We did a Q&A with her as she heads into today's competition:
What is exactly is hammer throw? How would you describe it in its simplest terms for those who have never seen it?
Hammer throw is a track and field event. They don't have it in high schools, unless you join a specific track club. It is basically an iron ball, attached to a wire with a handle. The ball weighs 4 kilograms. You wind the ball a couple of times, and turn then release. Everyone does a different number of turns, but it's usually around 3-4 turns. I do 4.
What got you interested in hammer throw? How long have you been throwing?
I became interested in hammer right before my senior year in high school. I joined a track club to improve my shot and discus marks, but the coach in the club was really into hammer. He got me started and I fell in love right away. Prior to throwing, I was a gymnast for 13 years. My gymnastic coach was married to my track and field coach and she was the one who suggested I try throwing.

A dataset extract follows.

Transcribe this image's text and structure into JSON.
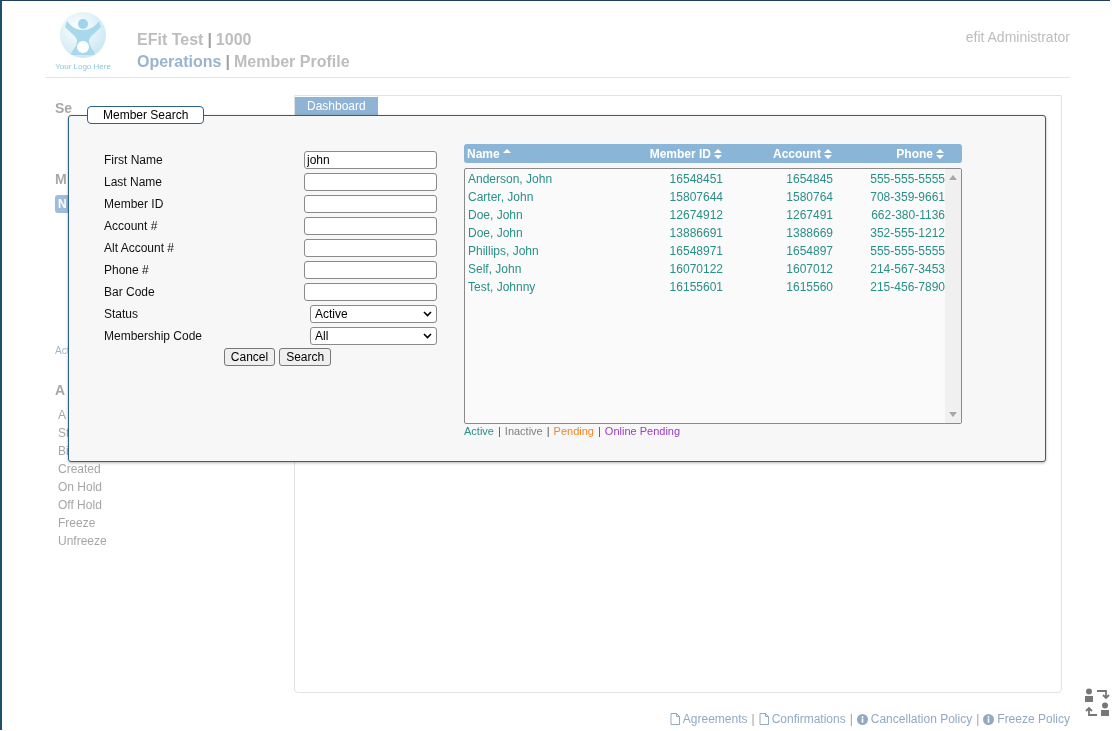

I started throwing shot and discus my freshman year in high school, but did not pick up the hammer until my senior year. This will be my 7th year throwing hammer.
What does your training program look like? Do you have to focus on strength or conditioning or a combo? Any favorite training activities?
My training program is mostly throwing. I don't do much cardio work at all. I spend 5 days a week taking around 20 throws per session. After each throws session I have a lift that I do. The weight is usually kept in the 70% of max range. I do enjoy squats and power cleans.
The road to the Olympics is a very long one! What is the trials process, and how can we follow along?
The Trials started on July 1st and end on July 10th. Women's hammer is July 6th at 1pm PST. I am in the second flight of women's hammer, so I will most likely be throwing around 2pm. There will be live results posted at this link.
There will also be a live stream video on NBC extra live online. There is an Olympic trials standard (67m for women) and if you hit that standard you are automatically in for the trials. They will however, fill the field up to 24 athletes. So even if you don't throw 67m, if you are in the top 24 then you will qualify. I qualified with a throw of 69.72m and am sitting in 8th place going in. Top 3 finishers at the trials will go on to Rio.
Where can people go to find out more about this sport?
Check out USATF.org as well as throwholics.com.